  • applying a wet, cold compress to the affected area
  • taking a cool bath to reduce inflammation and cool down the area
  • keeping the area clean with salty or plain water, to prevent open sores from becoming infected
  • using vaseline or petroleum jelly to soothe the area

There is currently no cure for herpes although there are clinical trials taking place to look for a cure, including a herpes vaccine.

from £19.95

from £29.95

No results found.

No results found.
Please check your spelling or try another treatment name.

Is the herpes rash contagious?

Yes, a herpes rash is contagious and you should avoid contact with the infected area. The herpes virus is categorised into 2 types, which are HSV-1 and HSV-2. Oral herpes or cold sores are usually caused by HSV-1 but can be spread to the genitals through oral sex. HSV-2 usually affects the genitals and is known as a sexually transmitted infection (STI). HSV-2 can be spread to the mouth from the genitals during oral sex.

Herpes gladiatorum is a skin rash caused by HSV-1 and is one of the most infectious herpes conditions. It is commonly found in athletes and those who play contact sports. The rash can appear anywhere on the body and is passed through skin to skin contact.

When is herpes most contagious?

Herpes is most contagious when there are visible sores and blisters.
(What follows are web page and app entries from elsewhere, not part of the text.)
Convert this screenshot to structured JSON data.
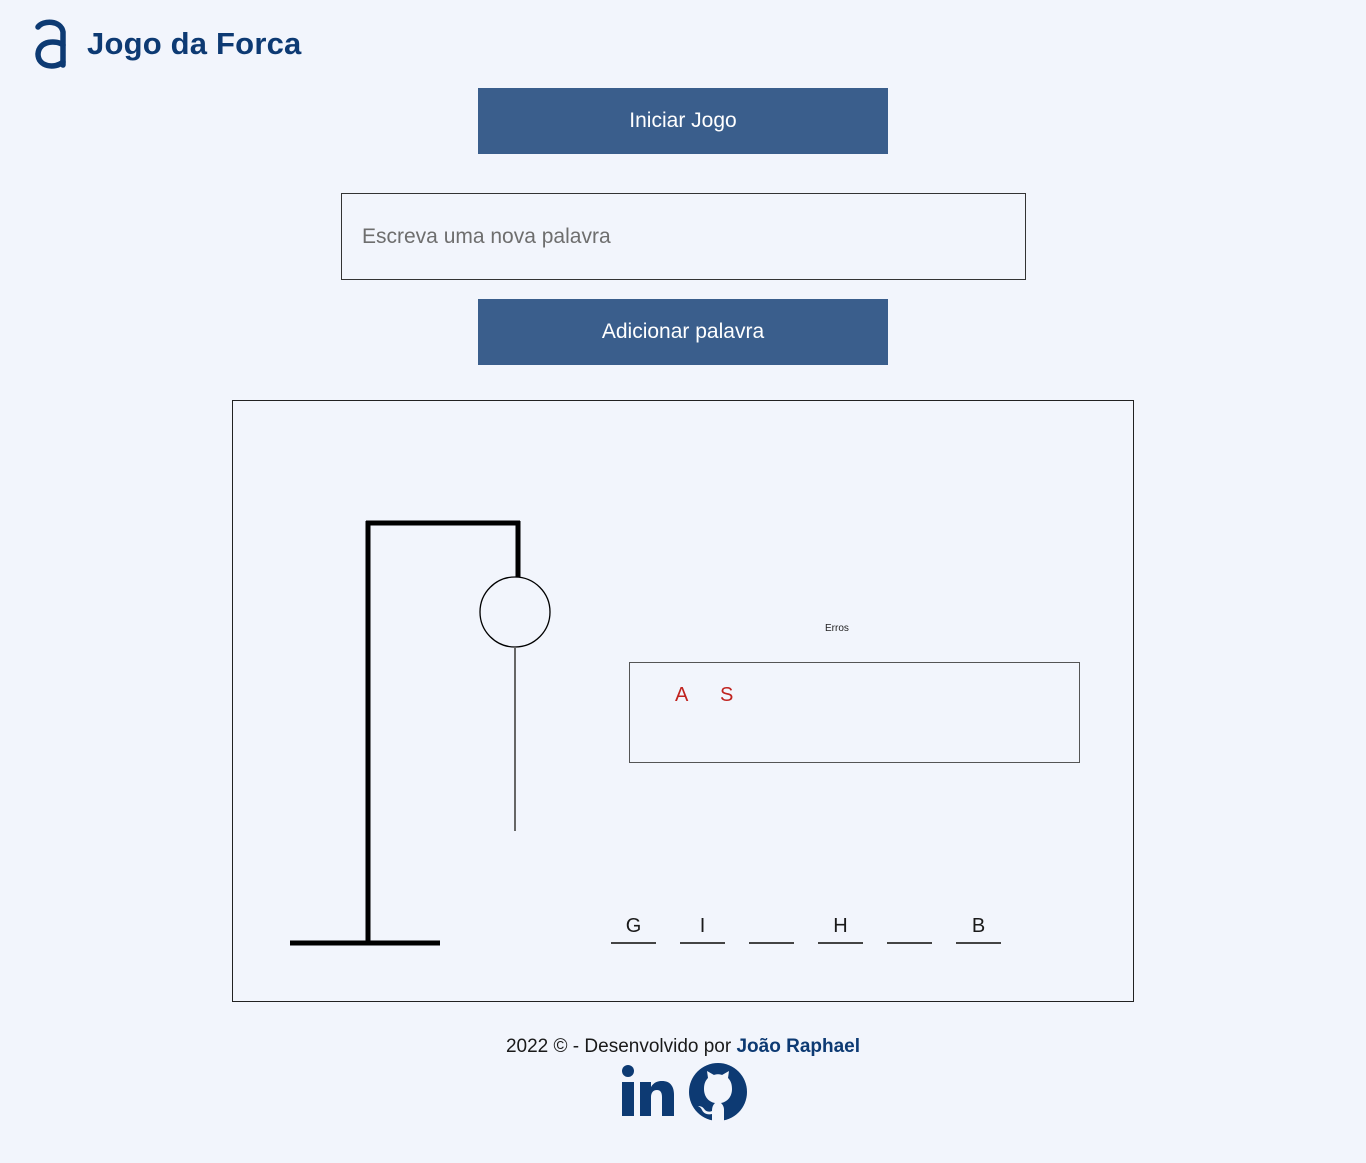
{
  "header": {
    "logo_icon": "stylized-a-logo",
    "title": "Jogo da Forca"
  },
  "controls": {
    "start_label": "Iniciar Jogo",
    "new_word_placeholder": "Escreva uma nova palavra",
    "new_word_value": "",
    "add_label": "Adicionar palavra"
  },
  "game": {
    "errors_label": "Erros",
    "wrong_letters": [
      "A",
      "S"
    ],
    "word_slots": [
      "G",
      "I",
      "",
      "H",
      "",
      "B"
    ],
    "hangman_parts_drawn": [
      "head",
      "body"
    ]
  },
  "footer": {
    "prefix": "2022 © - Desenvolvido por ",
    "author": "João Raphael",
    "social_icons": [
      "linkedin-icon",
      "github-icon"
    ]
  },
  "colors": {
    "background": "#f2f5fc",
    "brand": "#0d3a73",
    "button": "#3a5e8c",
    "wrong_letter": "#c0231f"
  }
}
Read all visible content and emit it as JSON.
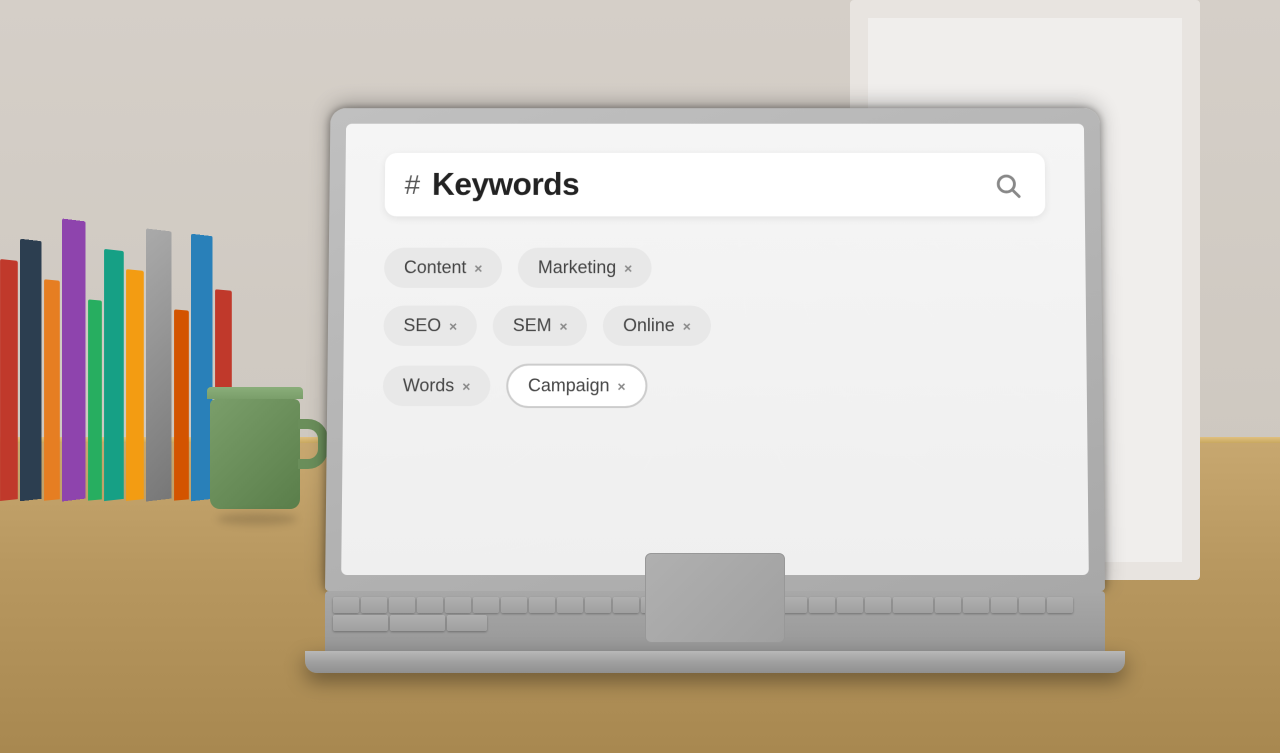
{
  "scene": {
    "background_color": "#c8b8a8"
  },
  "laptop": {
    "screen": {
      "background": "#f0f0f0",
      "search_bar": {
        "hash_symbol": "#",
        "placeholder": "Keywords",
        "search_icon": "🔍"
      },
      "tags": [
        [
          {
            "label": "Content",
            "close": "×"
          },
          {
            "label": "Marketing",
            "close": "×"
          }
        ],
        [
          {
            "label": "SEO",
            "close": "×"
          },
          {
            "label": "SEM",
            "close": "×"
          },
          {
            "label": "Online",
            "close": "×"
          }
        ],
        [
          {
            "label": "Words",
            "close": "×",
            "selected": false
          },
          {
            "label": "Campaign",
            "close": "×",
            "selected": true
          }
        ]
      ]
    }
  },
  "mug": {
    "color": "#7a9e6a"
  },
  "camera": {
    "color": "#666666"
  },
  "cactus": {
    "color": "#4a6840"
  }
}
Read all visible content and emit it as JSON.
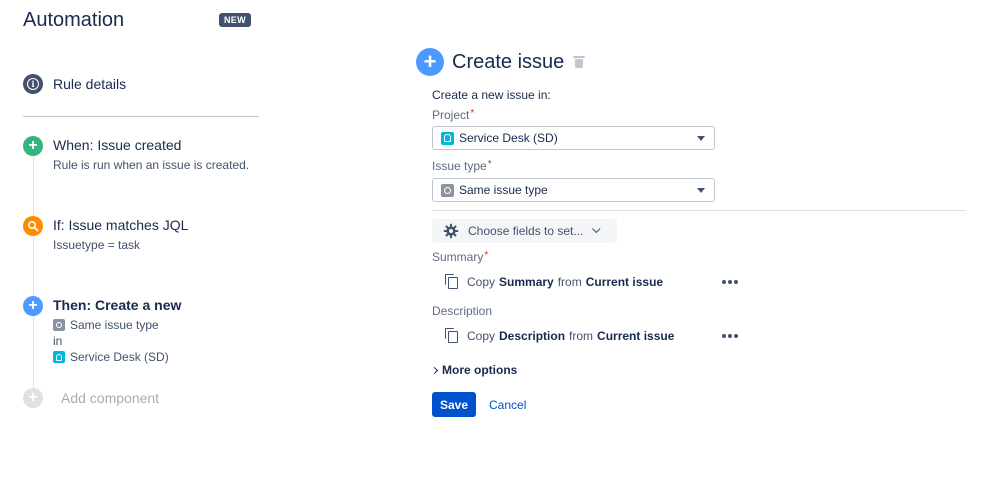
{
  "header": {
    "title": "Automation",
    "badge": "NEW"
  },
  "sidebar": {
    "rule_details": "Rule details",
    "steps": [
      {
        "title": "When: Issue created",
        "desc": "Rule is run when an issue is created.",
        "icon": "plus-icon",
        "color": "#36B37E"
      },
      {
        "title": "If: Issue matches JQL",
        "desc": "Issuetype = task",
        "icon": "search-icon",
        "color": "#FF8B00"
      },
      {
        "title": "Then: Create a new",
        "issue_type": "Same issue type",
        "connector": "in",
        "project": "Service Desk (SD)",
        "icon": "plus-icon",
        "color": "#4C9AFF"
      }
    ],
    "add_component": "Add component"
  },
  "main": {
    "title": "Create issue",
    "intro": "Create a new issue in:",
    "project_label": "Project",
    "project_value": "Service Desk (SD)",
    "issue_type_label": "Issue type",
    "issue_type_value": "Same issue type",
    "required_mark": "*",
    "choose_fields": "Choose fields to set...",
    "summary_label": "Summary",
    "summary_copy": {
      "prefix": "Copy",
      "field": "Summary",
      "mid": "from",
      "source": "Current issue"
    },
    "description_label": "Description",
    "description_copy": {
      "prefix": "Copy",
      "field": "Description",
      "mid": "from",
      "source": "Current issue"
    },
    "more_options": "More options",
    "save": "Save",
    "cancel": "Cancel"
  },
  "colors": {
    "primary": "#0052CC",
    "required": "#DE350B",
    "text": "#172B4D"
  }
}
It can also be contagious a few days before any visible symptoms appear, such as when you first get a tingling sensation. Herpes is still contagious to a lesser extent for some weeks after your sores have healed. The risk of passing on herpes with no symptoms is low, but you can still be contagious without knowing you have herpes.

Medically reviewed by:
Dr Babak Ashrafi Clinical Lead for Service Expansion

Babak studied medicine at King’s College London and graduated in 2003, having also gained a bachelor’s degree in Physiology during his time there. He completed his general practice (GP) training in East London, where he worked for a number of years as a partner at a large inner-city GP practice. He completed the Royal College of GPs membership exam in 2007.

Meet our doctors

Last reviewed: 26 Jul 2022

Authorised and regulated by